• **Task item**: Wherever the string "Мобильное" appears in a line of the listing below, report that line.

* * * * * * *

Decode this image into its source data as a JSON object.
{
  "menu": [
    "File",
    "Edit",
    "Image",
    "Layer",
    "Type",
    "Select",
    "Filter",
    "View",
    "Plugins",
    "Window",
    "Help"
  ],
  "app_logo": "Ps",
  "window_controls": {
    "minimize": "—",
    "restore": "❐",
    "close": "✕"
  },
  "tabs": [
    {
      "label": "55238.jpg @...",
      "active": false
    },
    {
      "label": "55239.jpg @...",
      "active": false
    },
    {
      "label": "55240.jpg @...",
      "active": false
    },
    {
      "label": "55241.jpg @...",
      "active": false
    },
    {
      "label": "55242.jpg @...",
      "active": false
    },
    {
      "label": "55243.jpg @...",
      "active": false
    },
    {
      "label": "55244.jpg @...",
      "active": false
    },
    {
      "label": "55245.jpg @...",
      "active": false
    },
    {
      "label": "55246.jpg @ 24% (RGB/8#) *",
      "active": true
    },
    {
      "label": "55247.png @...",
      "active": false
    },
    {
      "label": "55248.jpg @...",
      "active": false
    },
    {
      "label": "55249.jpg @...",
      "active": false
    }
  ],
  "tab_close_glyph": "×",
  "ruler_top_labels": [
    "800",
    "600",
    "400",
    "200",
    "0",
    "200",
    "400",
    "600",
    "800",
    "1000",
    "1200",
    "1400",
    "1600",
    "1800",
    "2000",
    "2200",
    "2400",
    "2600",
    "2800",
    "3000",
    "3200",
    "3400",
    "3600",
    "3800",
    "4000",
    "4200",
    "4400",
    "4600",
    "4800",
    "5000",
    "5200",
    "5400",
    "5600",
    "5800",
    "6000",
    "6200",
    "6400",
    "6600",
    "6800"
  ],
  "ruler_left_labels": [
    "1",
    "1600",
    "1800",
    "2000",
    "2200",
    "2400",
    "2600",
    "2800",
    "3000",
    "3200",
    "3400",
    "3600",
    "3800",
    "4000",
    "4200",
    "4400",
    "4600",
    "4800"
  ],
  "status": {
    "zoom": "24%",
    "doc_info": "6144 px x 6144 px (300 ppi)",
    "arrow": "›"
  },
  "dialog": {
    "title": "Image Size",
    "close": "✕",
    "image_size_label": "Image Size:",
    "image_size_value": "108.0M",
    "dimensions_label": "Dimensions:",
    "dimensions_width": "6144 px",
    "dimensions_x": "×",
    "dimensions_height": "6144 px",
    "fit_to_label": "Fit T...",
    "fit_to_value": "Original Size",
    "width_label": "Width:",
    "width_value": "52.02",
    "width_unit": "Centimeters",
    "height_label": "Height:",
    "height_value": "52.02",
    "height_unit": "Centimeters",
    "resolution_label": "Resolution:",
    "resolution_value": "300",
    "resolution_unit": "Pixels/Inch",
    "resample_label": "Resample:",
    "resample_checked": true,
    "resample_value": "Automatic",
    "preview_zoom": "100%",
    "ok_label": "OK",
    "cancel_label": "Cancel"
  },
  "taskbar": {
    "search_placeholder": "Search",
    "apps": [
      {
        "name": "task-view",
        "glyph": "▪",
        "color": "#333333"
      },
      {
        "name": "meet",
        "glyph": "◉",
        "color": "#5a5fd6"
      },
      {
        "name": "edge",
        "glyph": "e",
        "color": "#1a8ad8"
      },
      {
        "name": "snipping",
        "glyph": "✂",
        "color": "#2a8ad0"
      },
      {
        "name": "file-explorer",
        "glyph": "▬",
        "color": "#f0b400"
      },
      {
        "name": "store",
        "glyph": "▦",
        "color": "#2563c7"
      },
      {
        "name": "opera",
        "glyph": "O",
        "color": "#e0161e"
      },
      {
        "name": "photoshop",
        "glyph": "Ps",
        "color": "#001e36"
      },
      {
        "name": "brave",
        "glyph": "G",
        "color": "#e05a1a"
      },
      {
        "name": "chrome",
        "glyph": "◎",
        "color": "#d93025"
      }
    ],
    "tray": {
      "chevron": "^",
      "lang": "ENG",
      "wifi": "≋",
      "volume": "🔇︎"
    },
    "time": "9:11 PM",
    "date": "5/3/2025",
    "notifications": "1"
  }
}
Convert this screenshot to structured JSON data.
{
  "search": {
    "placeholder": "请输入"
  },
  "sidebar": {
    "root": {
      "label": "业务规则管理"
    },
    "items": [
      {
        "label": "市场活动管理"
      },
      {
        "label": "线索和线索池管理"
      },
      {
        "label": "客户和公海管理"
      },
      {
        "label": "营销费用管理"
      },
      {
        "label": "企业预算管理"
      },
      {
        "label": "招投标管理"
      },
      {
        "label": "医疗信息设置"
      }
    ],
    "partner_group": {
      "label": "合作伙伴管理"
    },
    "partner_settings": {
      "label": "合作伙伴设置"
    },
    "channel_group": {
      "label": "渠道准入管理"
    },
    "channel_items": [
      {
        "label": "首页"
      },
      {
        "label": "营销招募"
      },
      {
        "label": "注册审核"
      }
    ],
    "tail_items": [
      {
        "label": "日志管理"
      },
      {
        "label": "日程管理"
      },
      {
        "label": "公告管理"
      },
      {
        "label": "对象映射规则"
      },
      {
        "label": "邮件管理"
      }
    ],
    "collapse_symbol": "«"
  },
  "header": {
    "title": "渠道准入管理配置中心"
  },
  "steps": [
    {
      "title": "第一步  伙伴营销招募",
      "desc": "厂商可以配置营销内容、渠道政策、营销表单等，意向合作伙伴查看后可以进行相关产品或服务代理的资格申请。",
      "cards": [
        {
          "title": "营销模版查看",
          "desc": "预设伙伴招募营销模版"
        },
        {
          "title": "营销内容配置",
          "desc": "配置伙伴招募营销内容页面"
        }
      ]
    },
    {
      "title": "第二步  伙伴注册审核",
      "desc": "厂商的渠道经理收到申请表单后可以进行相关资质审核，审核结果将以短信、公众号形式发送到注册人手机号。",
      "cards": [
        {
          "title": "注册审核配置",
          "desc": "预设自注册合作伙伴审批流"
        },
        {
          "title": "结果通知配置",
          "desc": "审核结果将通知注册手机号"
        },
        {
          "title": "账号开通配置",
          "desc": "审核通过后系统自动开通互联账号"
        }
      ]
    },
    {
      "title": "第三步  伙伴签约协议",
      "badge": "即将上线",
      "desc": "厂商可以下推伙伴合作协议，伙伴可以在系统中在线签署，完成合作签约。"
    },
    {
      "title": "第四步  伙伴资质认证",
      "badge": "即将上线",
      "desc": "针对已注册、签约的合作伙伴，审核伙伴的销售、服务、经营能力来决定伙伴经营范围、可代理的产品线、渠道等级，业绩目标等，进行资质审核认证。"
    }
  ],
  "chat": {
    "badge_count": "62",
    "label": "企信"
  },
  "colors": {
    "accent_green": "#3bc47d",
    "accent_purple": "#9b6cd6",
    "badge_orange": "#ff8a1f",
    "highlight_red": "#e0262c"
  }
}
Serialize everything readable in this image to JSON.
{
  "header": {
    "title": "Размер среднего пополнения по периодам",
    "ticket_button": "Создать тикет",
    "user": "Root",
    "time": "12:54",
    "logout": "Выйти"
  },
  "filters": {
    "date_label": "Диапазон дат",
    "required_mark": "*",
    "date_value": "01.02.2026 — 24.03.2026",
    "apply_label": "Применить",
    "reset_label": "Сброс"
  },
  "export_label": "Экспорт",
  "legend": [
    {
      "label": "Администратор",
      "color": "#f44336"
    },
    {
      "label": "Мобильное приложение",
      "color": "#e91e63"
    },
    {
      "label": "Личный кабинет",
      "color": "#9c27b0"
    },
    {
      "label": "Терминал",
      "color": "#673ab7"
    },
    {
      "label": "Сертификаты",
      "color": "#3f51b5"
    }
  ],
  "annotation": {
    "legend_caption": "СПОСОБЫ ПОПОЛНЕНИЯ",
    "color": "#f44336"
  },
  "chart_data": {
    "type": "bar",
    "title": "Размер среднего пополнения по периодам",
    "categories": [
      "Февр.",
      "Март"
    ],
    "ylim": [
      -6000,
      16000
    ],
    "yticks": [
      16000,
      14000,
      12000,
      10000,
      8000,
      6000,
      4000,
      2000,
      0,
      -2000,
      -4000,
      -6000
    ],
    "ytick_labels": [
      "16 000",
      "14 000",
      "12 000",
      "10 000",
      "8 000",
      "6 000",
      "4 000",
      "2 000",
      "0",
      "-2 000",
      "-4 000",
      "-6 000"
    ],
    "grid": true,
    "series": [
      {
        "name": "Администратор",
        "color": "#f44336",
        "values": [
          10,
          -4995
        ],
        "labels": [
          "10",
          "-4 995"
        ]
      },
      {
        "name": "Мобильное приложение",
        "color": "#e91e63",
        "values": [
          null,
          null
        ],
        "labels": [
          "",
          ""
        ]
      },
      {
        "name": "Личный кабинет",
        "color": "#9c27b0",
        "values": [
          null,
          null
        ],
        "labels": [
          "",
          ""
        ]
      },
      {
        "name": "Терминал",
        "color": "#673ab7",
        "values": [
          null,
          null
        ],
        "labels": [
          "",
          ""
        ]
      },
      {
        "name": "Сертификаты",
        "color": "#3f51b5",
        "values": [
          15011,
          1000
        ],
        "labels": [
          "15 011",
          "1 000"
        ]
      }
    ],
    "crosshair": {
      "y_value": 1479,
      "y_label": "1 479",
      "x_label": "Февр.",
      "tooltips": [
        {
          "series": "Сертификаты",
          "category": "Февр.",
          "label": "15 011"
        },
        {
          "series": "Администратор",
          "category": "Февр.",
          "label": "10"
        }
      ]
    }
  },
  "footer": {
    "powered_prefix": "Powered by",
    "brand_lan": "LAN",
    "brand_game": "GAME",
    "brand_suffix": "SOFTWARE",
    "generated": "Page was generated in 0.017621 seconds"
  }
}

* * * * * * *

• **The completed task**:
      "label": "Мобильное приложение",
        "name": "Мобильное приложение",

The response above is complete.